The adoption of severe measures to combat the spread of the coronavirus and urgently curb the pressure on the health system, with the decree of the State of Alert by the Spanish government and one of its great concretions in the confinement of many millions of people, has changed overnight the day-to-day life of many people. Human beings of different ages, diverse hobbies and multiple occupations. We went to the junior structure of the Alberto Contador Foundation to find out how one of its members, Arnau Gilabert from Barcelona, lives this day by day.

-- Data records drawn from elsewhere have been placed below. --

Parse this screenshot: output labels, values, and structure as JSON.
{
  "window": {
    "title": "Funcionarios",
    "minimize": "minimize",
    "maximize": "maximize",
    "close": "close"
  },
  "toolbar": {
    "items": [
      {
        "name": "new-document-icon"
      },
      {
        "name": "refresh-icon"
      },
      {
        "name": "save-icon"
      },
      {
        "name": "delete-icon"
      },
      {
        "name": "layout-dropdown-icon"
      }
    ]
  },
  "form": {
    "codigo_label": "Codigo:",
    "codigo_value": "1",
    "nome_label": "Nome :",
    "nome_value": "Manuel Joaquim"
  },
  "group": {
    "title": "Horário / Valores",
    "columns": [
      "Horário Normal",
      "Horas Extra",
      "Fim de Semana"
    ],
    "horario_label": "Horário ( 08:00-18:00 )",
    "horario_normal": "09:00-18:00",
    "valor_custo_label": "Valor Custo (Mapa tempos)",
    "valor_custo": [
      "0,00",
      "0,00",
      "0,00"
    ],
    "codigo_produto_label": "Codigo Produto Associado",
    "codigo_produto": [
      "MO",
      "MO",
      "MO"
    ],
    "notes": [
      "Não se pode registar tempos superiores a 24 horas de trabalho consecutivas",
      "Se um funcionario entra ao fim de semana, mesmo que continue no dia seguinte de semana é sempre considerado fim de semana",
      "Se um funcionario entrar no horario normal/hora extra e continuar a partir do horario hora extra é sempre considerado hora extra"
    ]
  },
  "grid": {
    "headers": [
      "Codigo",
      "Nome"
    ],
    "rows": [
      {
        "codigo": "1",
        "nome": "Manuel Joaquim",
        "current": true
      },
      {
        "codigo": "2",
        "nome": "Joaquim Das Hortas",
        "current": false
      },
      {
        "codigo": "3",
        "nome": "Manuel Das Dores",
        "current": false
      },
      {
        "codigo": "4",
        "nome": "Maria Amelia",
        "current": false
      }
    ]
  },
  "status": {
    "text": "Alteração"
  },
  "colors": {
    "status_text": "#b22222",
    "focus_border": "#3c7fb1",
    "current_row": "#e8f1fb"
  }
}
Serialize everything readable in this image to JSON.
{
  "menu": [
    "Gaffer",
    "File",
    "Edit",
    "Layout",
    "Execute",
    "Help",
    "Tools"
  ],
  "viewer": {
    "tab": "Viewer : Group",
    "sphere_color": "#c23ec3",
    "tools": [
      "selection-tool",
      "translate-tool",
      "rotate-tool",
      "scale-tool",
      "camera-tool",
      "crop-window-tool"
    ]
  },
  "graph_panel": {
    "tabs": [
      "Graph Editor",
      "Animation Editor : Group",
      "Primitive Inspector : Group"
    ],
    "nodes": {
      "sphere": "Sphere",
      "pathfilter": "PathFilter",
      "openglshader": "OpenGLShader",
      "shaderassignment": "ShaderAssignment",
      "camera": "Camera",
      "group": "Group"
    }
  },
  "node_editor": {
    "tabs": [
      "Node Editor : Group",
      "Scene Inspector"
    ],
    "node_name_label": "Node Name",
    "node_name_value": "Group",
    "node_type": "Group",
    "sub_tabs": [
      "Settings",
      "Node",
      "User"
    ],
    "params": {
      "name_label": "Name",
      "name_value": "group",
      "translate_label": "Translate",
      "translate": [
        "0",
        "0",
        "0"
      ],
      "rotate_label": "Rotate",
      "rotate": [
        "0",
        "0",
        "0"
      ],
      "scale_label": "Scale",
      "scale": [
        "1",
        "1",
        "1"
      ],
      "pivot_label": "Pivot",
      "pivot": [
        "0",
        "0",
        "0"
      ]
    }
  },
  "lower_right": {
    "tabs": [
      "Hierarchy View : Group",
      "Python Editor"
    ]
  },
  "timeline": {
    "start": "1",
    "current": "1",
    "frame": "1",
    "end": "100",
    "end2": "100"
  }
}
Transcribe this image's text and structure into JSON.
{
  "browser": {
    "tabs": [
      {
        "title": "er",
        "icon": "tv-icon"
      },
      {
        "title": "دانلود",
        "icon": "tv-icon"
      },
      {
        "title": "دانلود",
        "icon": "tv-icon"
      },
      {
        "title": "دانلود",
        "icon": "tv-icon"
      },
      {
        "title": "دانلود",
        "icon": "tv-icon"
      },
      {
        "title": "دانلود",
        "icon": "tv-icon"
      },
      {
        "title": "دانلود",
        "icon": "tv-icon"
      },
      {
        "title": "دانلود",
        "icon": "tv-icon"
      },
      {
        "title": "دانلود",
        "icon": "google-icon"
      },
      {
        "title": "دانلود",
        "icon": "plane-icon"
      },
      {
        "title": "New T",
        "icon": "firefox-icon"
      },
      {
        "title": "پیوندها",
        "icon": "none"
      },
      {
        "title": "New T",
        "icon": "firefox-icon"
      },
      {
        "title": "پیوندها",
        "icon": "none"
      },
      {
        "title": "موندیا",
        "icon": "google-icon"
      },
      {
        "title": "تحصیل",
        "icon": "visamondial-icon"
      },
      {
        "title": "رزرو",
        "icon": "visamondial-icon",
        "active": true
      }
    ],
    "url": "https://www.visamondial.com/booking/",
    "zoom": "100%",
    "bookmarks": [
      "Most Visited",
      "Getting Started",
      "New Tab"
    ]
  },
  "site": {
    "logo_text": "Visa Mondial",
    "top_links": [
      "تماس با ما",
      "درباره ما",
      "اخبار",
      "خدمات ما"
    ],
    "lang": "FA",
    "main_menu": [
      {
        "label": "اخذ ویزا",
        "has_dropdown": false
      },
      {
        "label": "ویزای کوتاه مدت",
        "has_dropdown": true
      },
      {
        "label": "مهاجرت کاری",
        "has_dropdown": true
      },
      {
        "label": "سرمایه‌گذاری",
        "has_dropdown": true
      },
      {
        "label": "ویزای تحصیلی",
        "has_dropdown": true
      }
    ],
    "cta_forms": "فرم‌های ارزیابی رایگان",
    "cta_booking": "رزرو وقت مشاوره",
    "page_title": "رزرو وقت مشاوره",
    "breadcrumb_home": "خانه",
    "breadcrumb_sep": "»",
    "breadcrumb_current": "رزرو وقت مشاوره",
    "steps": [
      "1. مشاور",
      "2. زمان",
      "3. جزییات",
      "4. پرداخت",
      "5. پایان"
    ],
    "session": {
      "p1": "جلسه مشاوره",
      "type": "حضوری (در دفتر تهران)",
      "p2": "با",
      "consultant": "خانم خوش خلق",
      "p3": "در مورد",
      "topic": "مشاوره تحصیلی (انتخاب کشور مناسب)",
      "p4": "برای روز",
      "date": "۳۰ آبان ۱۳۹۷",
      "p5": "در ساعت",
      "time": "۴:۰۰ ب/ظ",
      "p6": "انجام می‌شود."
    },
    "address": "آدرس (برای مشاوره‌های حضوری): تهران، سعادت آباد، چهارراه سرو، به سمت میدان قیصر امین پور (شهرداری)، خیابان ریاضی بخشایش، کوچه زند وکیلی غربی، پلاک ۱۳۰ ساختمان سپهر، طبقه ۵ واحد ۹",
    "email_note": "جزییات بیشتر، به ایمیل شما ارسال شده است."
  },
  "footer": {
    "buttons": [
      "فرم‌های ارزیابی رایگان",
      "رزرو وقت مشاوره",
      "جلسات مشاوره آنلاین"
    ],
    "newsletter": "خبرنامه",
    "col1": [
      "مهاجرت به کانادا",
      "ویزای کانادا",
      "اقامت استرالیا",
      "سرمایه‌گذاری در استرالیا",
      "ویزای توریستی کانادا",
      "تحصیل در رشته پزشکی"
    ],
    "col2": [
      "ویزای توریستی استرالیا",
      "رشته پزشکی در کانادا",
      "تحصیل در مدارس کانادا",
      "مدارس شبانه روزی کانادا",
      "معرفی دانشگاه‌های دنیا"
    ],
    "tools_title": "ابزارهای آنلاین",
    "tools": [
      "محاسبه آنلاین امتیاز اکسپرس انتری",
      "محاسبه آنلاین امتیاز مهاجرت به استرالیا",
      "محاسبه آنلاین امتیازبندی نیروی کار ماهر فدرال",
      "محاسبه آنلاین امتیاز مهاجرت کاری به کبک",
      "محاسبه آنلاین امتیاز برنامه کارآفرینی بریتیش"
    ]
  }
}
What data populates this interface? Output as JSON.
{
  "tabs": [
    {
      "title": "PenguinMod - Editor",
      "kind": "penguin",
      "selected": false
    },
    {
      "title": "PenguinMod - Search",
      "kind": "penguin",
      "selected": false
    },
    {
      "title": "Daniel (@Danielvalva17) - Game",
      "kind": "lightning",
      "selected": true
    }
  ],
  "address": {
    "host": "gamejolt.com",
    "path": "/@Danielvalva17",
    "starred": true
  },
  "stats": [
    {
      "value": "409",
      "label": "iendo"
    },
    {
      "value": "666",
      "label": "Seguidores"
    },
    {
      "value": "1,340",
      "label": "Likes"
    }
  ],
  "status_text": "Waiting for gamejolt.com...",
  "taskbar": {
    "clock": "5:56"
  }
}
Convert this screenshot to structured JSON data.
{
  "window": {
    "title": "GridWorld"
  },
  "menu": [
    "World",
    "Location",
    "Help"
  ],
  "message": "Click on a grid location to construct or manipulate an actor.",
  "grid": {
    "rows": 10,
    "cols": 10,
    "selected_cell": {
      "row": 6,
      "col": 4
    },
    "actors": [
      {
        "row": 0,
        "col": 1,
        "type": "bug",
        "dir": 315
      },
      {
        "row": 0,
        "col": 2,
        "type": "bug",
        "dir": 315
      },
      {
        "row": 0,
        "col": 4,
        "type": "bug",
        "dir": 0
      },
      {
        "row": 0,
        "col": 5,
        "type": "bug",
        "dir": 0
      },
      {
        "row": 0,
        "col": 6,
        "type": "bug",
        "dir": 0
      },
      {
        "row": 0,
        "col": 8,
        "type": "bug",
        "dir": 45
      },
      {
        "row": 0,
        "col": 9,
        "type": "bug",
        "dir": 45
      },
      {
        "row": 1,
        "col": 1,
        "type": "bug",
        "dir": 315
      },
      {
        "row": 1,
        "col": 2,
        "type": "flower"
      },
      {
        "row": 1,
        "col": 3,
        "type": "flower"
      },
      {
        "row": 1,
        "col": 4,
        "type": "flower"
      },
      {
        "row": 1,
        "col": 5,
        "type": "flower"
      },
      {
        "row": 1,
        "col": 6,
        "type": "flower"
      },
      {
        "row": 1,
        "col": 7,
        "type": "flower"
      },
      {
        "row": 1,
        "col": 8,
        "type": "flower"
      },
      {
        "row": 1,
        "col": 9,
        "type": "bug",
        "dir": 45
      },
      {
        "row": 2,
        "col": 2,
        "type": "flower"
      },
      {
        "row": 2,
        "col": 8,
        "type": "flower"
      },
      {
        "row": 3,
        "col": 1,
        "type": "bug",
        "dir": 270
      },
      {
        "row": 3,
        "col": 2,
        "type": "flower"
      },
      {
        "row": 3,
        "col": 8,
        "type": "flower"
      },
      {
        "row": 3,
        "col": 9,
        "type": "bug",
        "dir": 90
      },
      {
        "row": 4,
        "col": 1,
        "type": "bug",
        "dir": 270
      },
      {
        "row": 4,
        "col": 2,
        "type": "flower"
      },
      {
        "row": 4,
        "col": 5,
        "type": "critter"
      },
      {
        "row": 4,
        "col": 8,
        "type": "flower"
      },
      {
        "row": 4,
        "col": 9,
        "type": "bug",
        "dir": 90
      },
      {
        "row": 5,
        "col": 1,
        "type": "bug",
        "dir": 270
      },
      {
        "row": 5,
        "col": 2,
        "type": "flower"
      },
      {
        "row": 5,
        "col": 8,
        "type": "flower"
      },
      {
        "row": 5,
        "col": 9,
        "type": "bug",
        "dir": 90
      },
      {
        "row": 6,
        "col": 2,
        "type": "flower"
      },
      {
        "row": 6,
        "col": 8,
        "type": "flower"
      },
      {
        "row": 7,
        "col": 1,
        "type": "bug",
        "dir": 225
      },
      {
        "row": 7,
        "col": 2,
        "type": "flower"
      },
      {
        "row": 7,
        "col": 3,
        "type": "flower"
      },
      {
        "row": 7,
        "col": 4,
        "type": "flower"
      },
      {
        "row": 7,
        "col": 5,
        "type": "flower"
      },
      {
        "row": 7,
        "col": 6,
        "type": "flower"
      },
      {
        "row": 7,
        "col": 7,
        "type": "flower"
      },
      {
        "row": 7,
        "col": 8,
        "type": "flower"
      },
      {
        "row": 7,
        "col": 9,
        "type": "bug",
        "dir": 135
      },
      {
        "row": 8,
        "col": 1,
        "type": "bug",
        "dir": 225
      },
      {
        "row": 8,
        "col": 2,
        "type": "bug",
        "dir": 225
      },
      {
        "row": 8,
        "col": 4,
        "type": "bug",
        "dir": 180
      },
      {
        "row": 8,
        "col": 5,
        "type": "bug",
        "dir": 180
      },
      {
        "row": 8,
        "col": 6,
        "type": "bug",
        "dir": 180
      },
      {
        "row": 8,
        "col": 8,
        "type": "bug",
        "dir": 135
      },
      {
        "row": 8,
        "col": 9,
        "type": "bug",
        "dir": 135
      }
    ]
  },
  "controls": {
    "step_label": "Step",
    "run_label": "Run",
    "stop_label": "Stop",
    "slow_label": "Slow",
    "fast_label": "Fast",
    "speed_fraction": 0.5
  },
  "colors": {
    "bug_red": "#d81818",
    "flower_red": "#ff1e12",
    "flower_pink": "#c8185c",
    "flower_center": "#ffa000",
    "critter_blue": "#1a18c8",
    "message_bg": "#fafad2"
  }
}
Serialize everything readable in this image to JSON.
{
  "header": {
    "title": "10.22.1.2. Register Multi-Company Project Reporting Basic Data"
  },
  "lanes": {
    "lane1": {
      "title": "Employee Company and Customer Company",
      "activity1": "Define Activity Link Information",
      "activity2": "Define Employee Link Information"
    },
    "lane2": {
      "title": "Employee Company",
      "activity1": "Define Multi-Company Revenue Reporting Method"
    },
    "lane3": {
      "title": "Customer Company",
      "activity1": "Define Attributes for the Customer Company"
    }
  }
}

Gilabert, second year junior, is one of the new faces incorporated since the last edition of the Selection Campus and in this start of the year he has been one of the most outstanding riders. “It’s a bit complicated to handle all this, but we have to adapt,” says Arnau Gilabert about this forced break with its consequent confinement. His day-to-day life, in many ways, has completely disappeared. “I used to work in a fruit warehouse in the mornings, train at midday and go to school in the afternoons. I was busy all day. Now it’s impossible. Now I can’t work because there is hardly any work, almost nothing is sold,” he adds.
In the face of this period, however, Gilabert follows to the letter the advice that allows him to live a more bearable forced confinement. “Above all, I try to follow the habits I already had. When I wake up, I have a quiet breakfast, I train on the roller, and I also take advantage of the time to rest a bit and relax by doing some of the things that I like to do and that I couldn’t do until now because of the schedule: reading books related to cycling, watching a movie… One of my favourite books is Jugar con el corazón by Xesco Espar and I’m currently reading Sé imparable. Of the films that I have perhaps liked the most these days, both Creed 1 and Creed 2“.
And of course, the studies, always very much taken into account within the direction of the Alberto Contador Foundation and more within the youth structure. Arnau is currently studying an intermediate degree in mechanics. “At five o’clock in the afternoon I start with the classes, we must not be neglected. From the institute they ask us for homework. We are still connected to the teachers through the Internet. Even if it costs a little more because we are not used to it, we have to adapt to the circumstances and, as they say, we can’t neglect it”.
Asked if he misses the races, Gilabert is very sincere: “A lot, really; more than anything because I started the season on the right foot, going from less to more with the last weekend at the Víctor Cabedo and the truth is that I would like to be able to give continuity to all the work done. And I think there is no better place to show it than in competition”.
(automatic translation, sorry for mistakes)